### Task requirements
When a line in the listing below contains the word "Closing", return a copy of that line.

======== Exercise data ========

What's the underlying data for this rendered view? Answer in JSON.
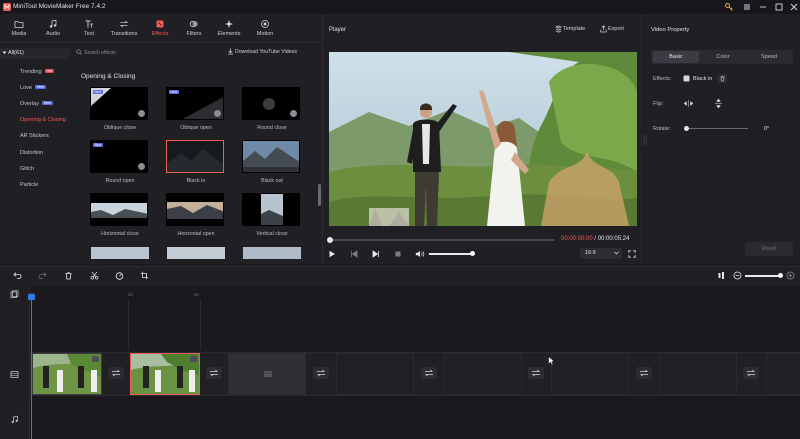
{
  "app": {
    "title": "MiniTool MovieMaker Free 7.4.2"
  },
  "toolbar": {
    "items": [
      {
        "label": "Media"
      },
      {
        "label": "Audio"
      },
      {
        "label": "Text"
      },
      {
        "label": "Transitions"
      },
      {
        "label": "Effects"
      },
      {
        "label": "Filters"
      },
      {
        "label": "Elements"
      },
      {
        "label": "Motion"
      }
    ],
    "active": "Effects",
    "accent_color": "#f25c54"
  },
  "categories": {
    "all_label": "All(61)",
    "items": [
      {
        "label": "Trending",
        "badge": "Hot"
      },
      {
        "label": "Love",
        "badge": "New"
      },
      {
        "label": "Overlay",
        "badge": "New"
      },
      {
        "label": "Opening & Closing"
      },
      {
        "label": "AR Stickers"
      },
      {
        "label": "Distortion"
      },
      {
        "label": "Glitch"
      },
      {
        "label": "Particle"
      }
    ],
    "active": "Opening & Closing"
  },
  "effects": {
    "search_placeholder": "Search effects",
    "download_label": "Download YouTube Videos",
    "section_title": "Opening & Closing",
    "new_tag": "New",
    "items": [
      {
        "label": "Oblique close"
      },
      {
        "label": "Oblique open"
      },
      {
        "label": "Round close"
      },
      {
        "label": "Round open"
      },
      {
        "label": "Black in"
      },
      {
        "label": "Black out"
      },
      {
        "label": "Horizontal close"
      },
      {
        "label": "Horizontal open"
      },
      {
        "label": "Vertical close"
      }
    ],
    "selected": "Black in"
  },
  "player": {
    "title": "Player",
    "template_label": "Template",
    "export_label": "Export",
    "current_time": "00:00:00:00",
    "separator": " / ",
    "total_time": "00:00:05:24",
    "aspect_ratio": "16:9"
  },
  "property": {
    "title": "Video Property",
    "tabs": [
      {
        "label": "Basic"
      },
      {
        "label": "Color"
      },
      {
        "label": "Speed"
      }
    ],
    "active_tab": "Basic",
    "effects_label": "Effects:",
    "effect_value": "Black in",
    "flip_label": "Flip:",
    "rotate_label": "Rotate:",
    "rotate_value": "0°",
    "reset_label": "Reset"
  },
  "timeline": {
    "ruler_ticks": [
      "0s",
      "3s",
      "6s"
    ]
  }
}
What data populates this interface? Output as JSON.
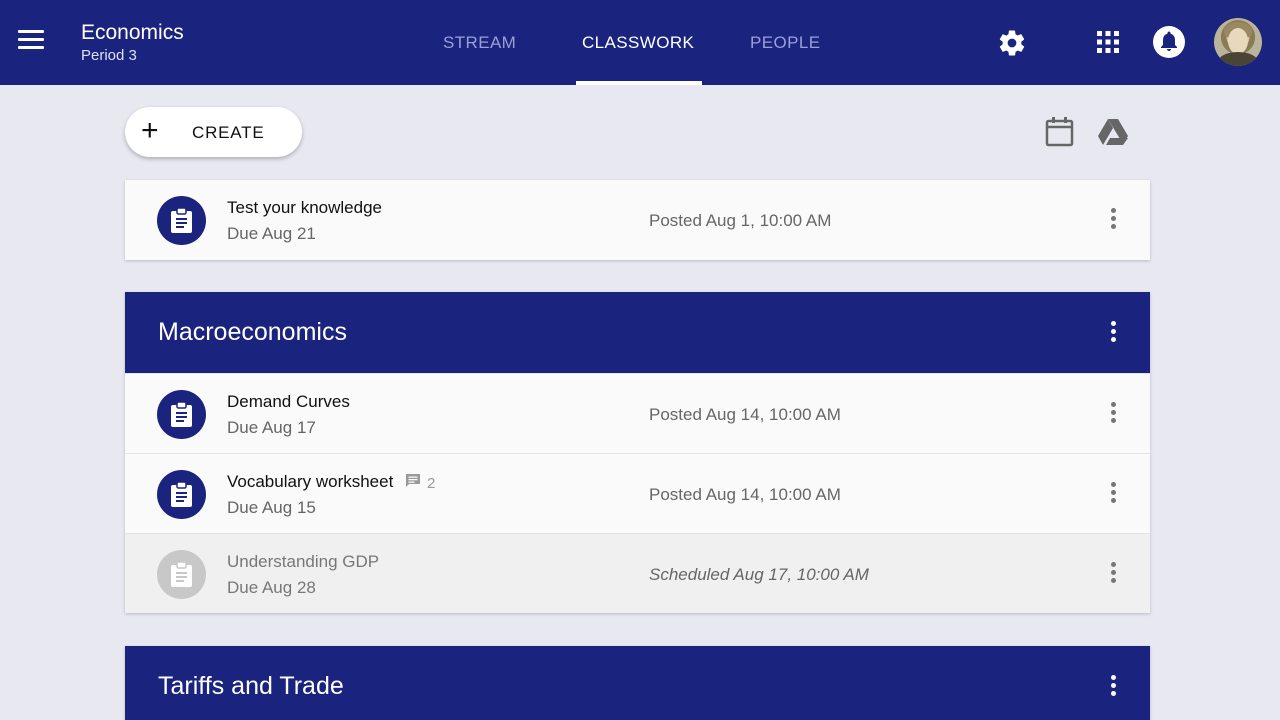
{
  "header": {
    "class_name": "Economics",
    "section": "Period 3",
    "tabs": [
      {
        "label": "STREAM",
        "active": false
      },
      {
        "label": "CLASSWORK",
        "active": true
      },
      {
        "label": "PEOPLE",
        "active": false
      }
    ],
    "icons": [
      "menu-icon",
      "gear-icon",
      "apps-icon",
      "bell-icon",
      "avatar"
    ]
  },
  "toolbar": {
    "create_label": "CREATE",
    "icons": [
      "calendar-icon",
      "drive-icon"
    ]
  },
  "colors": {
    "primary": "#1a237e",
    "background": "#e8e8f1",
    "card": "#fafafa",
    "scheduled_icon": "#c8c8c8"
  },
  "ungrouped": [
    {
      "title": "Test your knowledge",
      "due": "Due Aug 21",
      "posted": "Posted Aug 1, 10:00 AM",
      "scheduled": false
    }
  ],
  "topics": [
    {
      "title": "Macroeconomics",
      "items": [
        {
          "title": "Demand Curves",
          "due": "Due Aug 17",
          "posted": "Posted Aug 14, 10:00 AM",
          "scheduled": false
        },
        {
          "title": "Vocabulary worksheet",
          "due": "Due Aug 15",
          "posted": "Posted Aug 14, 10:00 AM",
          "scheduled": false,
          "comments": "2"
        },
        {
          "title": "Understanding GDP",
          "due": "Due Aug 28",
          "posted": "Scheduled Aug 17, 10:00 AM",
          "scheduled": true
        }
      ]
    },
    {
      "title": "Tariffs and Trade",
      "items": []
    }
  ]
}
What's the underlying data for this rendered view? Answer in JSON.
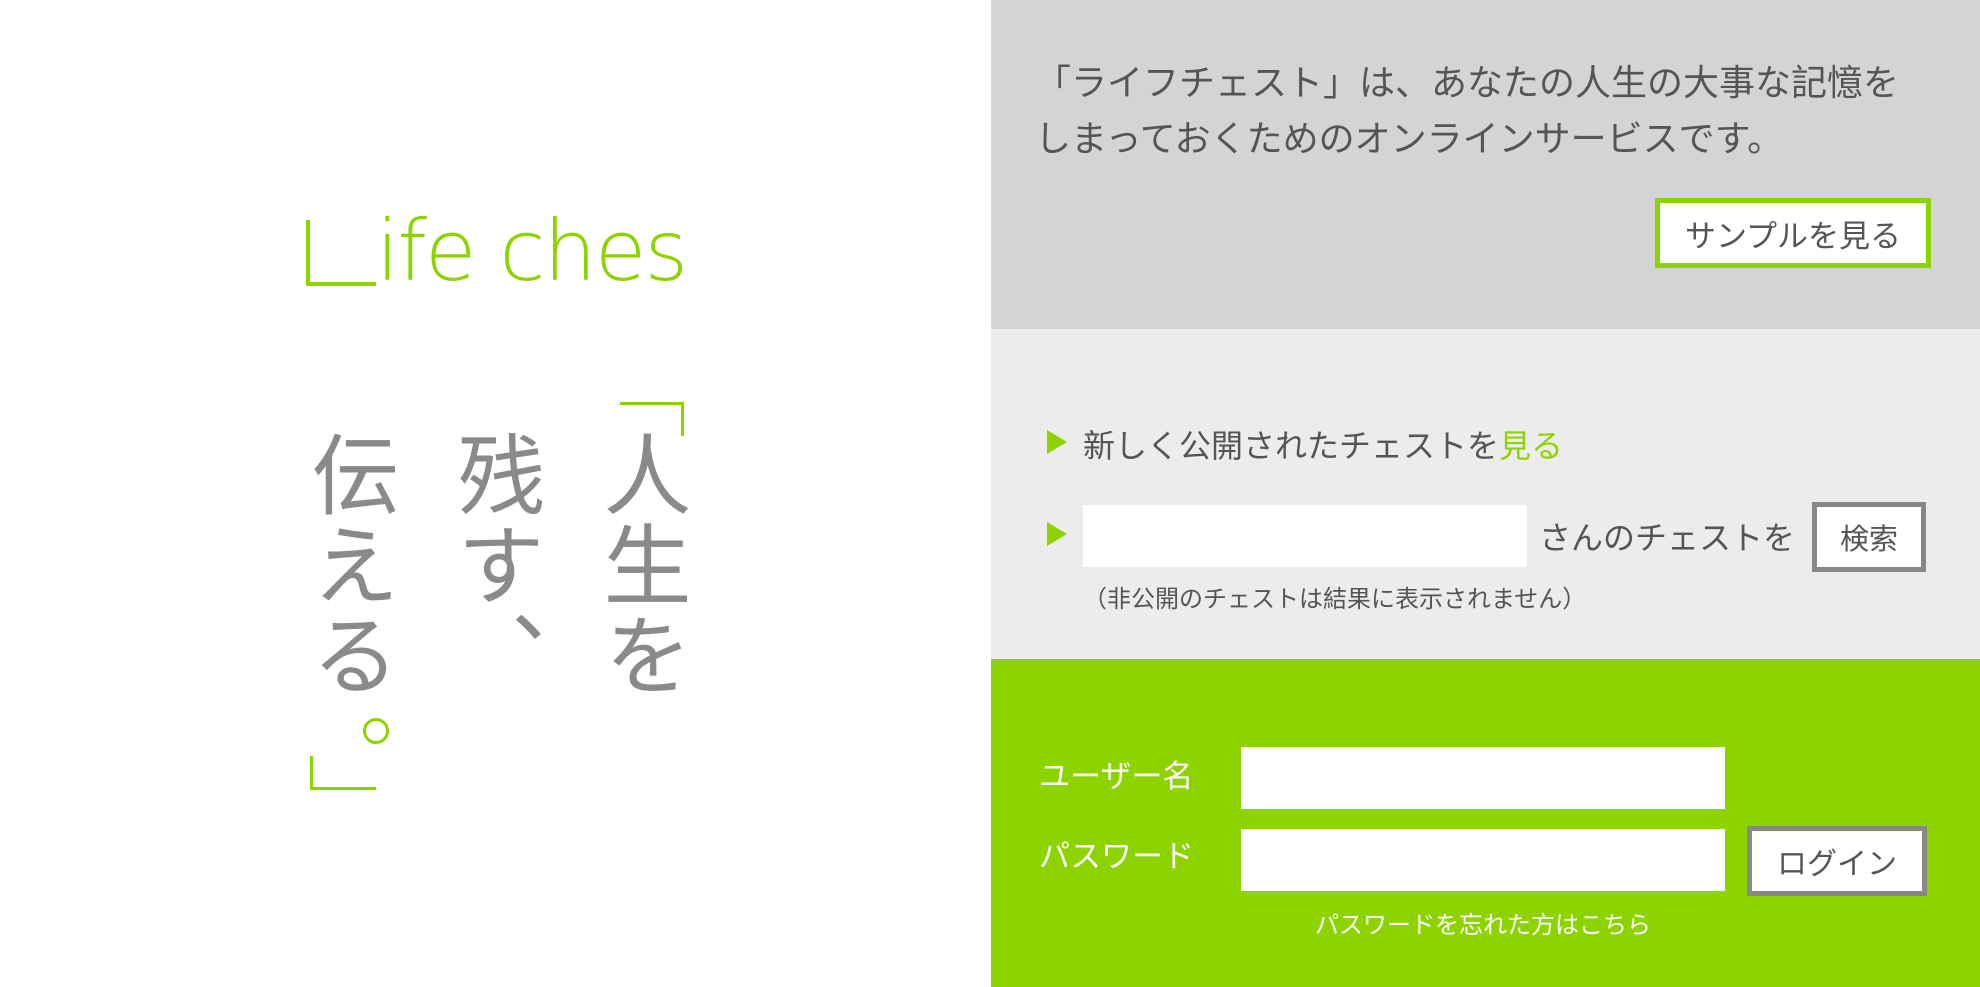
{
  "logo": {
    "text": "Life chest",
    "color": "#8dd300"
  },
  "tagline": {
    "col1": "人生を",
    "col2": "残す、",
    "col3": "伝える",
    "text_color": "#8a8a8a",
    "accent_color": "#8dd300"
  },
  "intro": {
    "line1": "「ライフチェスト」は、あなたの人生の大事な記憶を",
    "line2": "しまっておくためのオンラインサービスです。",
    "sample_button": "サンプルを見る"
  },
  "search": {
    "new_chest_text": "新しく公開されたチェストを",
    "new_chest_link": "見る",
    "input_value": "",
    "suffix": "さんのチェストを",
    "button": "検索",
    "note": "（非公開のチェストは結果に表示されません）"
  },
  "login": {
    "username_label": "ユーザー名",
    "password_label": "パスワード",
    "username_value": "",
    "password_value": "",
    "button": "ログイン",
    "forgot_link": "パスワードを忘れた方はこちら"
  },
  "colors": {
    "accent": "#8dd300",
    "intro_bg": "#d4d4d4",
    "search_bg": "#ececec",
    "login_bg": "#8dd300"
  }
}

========

### Solution below
        "label": "Opening & Closing"
    "active": "Opening & Closing"
    "section_title": "Opening & Closing",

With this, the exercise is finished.